◆ Task details ◆
Within the entries below, find every line that has the string "icon", then copy it.

++++ Raw data ++++

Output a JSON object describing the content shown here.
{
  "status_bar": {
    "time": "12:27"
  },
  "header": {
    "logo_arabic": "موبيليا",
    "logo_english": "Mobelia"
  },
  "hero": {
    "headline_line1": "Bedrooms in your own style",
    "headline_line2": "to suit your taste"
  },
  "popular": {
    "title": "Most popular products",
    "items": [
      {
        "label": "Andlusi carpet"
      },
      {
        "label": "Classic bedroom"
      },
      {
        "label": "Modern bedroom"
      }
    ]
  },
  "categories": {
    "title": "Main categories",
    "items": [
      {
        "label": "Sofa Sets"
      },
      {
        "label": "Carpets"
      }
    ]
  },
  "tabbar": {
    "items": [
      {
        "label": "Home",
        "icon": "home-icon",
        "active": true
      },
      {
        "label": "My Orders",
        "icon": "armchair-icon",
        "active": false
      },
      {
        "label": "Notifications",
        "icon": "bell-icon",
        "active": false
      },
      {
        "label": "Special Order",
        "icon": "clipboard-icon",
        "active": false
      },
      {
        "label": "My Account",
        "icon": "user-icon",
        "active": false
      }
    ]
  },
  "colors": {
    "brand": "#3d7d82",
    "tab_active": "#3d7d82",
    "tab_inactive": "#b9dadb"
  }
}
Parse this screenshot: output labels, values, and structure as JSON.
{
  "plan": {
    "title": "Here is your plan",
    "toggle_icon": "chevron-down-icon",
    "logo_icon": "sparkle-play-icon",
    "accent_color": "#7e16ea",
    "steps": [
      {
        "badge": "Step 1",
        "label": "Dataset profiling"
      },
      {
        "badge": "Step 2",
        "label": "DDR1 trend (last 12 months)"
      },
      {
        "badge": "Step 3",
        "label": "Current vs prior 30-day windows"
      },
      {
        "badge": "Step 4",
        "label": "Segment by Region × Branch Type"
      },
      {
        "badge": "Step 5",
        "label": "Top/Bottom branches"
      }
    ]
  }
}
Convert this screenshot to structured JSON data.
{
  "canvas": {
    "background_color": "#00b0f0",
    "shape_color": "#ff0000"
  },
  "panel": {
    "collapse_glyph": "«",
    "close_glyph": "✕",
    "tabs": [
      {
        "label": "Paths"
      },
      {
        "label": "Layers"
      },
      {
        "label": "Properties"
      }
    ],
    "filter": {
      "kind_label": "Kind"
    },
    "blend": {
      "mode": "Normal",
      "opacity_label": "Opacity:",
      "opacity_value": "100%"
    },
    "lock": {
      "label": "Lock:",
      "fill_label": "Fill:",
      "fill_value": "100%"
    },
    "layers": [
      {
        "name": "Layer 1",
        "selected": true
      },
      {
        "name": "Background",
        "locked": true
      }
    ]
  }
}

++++

◆ Your solution ◆
        "icon": "home-icon",
        "icon": "armchair-icon",
        "icon": "bell-icon",
        "icon": "clipboard-icon",
        "icon": "user-icon",
    "toggle_icon": "chevron-down-icon",
    "logo_icon": "sparkle-play-icon",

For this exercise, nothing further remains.